PROVIDED ENTRIES>
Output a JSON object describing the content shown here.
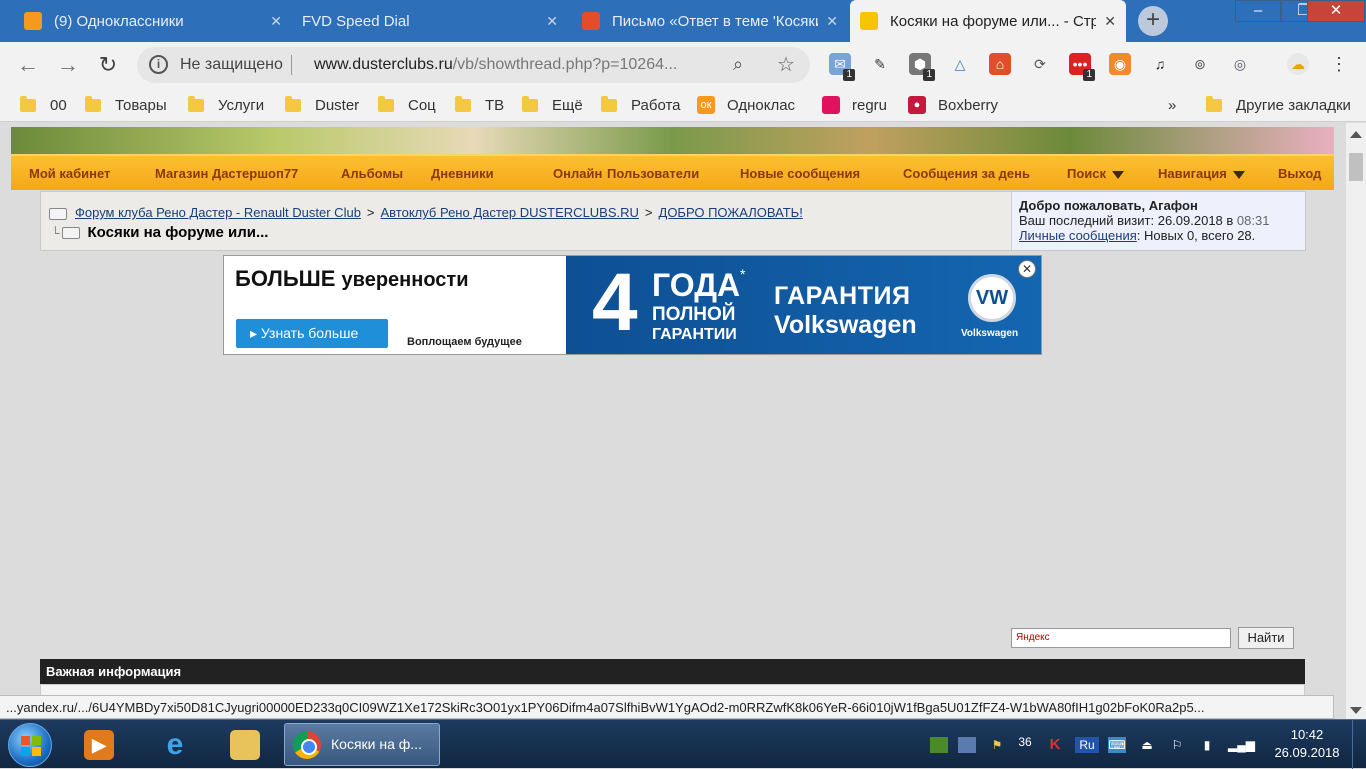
{
  "browser": {
    "tabs": [
      {
        "title": "(9) Одноклассники",
        "favicon_color": "#f59a1f",
        "favicon_glyph": "ok-icon"
      },
      {
        "title": "FVD Speed Dial",
        "favicon_color": "",
        "favicon_glyph": ""
      },
      {
        "title": "Письмо «Ответ в теме 'Косяки",
        "favicon_color": "#e44c2c",
        "favicon_glyph": "mail-icon"
      },
      {
        "title": "Косяки на форуме или... - Стр",
        "favicon_color": "#222",
        "favicon_glyph": "renault-icon"
      }
    ],
    "window_controls": [
      "–",
      "❐",
      "✕"
    ],
    "omnibox": {
      "security": "Не защищено",
      "url_host": "www.dusterclubs.ru",
      "url_path": "/vb/showthread.php?p=10264..."
    },
    "extension_badges": [
      "1",
      "1",
      "1"
    ],
    "bookmarks": [
      {
        "label": "00",
        "type": "folder"
      },
      {
        "label": "Товары",
        "type": "folder"
      },
      {
        "label": "Услуги",
        "type": "folder"
      },
      {
        "label": "Duster",
        "type": "folder"
      },
      {
        "label": "Соц",
        "type": "folder"
      },
      {
        "label": "ТВ",
        "type": "folder"
      },
      {
        "label": "Ещё",
        "type": "folder"
      },
      {
        "label": "Работа",
        "type": "folder"
      },
      {
        "label": "Одноклас",
        "type": "site",
        "color": "#f59a1f"
      },
      {
        "label": "regru",
        "type": "site",
        "color": "#e0115f"
      },
      {
        "label": "Boxberry",
        "type": "site",
        "color": "#c8173d"
      }
    ],
    "bookmarks_overflow": "»",
    "other_bookmarks": "Другие закладки"
  },
  "page": {
    "nav": [
      "Мой кабинет",
      "Магазин Дастершоп77",
      "Альбомы",
      "Дневники",
      "Онлайн",
      "Пользователи",
      "Новые сообщения",
      "Сообщения за день",
      "Поиск",
      "Навигация",
      "Выход"
    ],
    "breadcrumbs": [
      "Форум клуба Рено Дастер - Renault Duster Club",
      "Автоклуб Рено Дастер DUSTERCLUBS.RU",
      "ДОБРО ПОЖАЛОВАТЬ!"
    ],
    "breadcrumb_separator": ">",
    "thread_title": "Косяки на форуме или...",
    "welcome": {
      "greeting": "Добро пожаловать, Агафон",
      "last_visit_label": "Ваш последний визит: 26.09.2018 в",
      "last_visit_time": "08:31",
      "pm_link": "Личные сообщения",
      "pm_stats": ": Новых 0, всего 28."
    },
    "ad": {
      "headline_bold": "БОЛЬШЕ",
      "headline_rest": "уверенности",
      "button": "Узнать больше",
      "slogan": "Воплощаем будущее",
      "big_number": "4",
      "years": "ГОДА",
      "star": "*",
      "full": "ПОЛНОЙ",
      "warranty_small": "ГАРАНТИИ",
      "warranty": "ГАРАНТИЯ",
      "brand": "Volkswagen",
      "logo_text": "VW",
      "brand_small": "Volkswagen"
    },
    "yandex_search": {
      "placeholder": "Яндекс",
      "button": "Найти"
    },
    "info_header": "Важная информация",
    "status_url": "...yandex.ru/.../6U4YMBDy7xi50D81CJyugri00000ED233q0CI09WZ1Xe172SkiRc3O01yx1PY06Difm4a07SlfhiBvW1YgAOd2-m0RRZwfK8k06YeR-66i010jW1fBga5U01ZfFZ4-W1bWA80fIH1g02bFoK0Ra2p5..."
  },
  "taskbar": {
    "active_app": "Косяки на ф...",
    "tray_number": "36",
    "tray_lang": "Ru",
    "time": "10:42",
    "date": "26.09.2018"
  }
}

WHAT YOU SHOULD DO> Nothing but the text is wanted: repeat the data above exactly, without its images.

TASK RESULT>
Output a JSON object describing the content shown here.
{
  "browser": {
    "tabs": [
      {
        "title": "(9) Одноклассники",
        "favicon_color": "#f59a1f",
        "favicon_glyph": "ok-icon"
      },
      {
        "title": "FVD Speed Dial",
        "favicon_color": "",
        "favicon_glyph": ""
      },
      {
        "title": "Письмо «Ответ в теме 'Косяки",
        "favicon_color": "#e44c2c",
        "favicon_glyph": "mail-icon"
      },
      {
        "title": "Косяки на форуме или... - Стр",
        "favicon_color": "#222",
        "favicon_glyph": "renault-icon"
      }
    ],
    "window_controls": [
      "–",
      "❐",
      "✕"
    ],
    "omnibox": {
      "security": "Не защищено",
      "url_host": "www.dusterclubs.ru",
      "url_path": "/vb/showthread.php?p=10264..."
    },
    "extension_badges": [
      "1",
      "1",
      "1"
    ],
    "bookmarks": [
      {
        "label": "00",
        "type": "folder"
      },
      {
        "label": "Товары",
        "type": "folder"
      },
      {
        "label": "Услуги",
        "type": "folder"
      },
      {
        "label": "Duster",
        "type": "folder"
      },
      {
        "label": "Соц",
        "type": "folder"
      },
      {
        "label": "ТВ",
        "type": "folder"
      },
      {
        "label": "Ещё",
        "type": "folder"
      },
      {
        "label": "Работа",
        "type": "folder"
      },
      {
        "label": "Одноклас",
        "type": "site",
        "color": "#f59a1f"
      },
      {
        "label": "regru",
        "type": "site",
        "color": "#e0115f"
      },
      {
        "label": "Boxberry",
        "type": "site",
        "color": "#c8173d"
      }
    ],
    "bookmarks_overflow": "»",
    "other_bookmarks": "Другие закладки"
  },
  "page": {
    "nav": [
      "Мой кабинет",
      "Магазин Дастершоп77",
      "Альбомы",
      "Дневники",
      "Онлайн",
      "Пользователи",
      "Новые сообщения",
      "Сообщения за день",
      "Поиск",
      "Навигация",
      "Выход"
    ],
    "breadcrumbs": [
      "Форум клуба Рено Дастер - Renault Duster Club",
      "Автоклуб Рено Дастер DUSTERCLUBS.RU",
      "ДОБРО ПОЖАЛОВАТЬ!"
    ],
    "breadcrumb_separator": ">",
    "thread_title": "Косяки на форуме или...",
    "welcome": {
      "greeting": "Добро пожаловать, Агафон",
      "last_visit_label": "Ваш последний визит: 26.09.2018 в",
      "last_visit_time": "08:31",
      "pm_link": "Личные сообщения",
      "pm_stats": ": Новых 0, всего 28."
    },
    "ad": {
      "headline_bold": "БОЛЬШЕ",
      "headline_rest": "уверенности",
      "button": "Узнать больше",
      "slogan": "Воплощаем будущее",
      "big_number": "4",
      "years": "ГОДА",
      "star": "*",
      "full": "ПОЛНОЙ",
      "warranty_small": "ГАРАНТИИ",
      "warranty": "ГАРАНТИЯ",
      "brand": "Volkswagen",
      "logo_text": "VW",
      "brand_small": "Volkswagen"
    },
    "yandex_search": {
      "placeholder": "Яндекс",
      "button": "Найти"
    },
    "info_header": "Важная информация",
    "status_url": "...yandex.ru/.../6U4YMBDy7xi50D81CJyugri00000ED233q0CI09WZ1Xe172SkiRc3O01yx1PY06Difm4a07SlfhiBvW1YgAOd2-m0RRZwfK8k06YeR-66i010jW1fBga5U01ZfFZ4-W1bWA80fIH1g02bFoK0Ra2p5..."
  },
  "taskbar": {
    "active_app": "Косяки на ф...",
    "tray_number": "36",
    "tray_lang": "Ru",
    "time": "10:42",
    "date": "26.09.2018"
  }
}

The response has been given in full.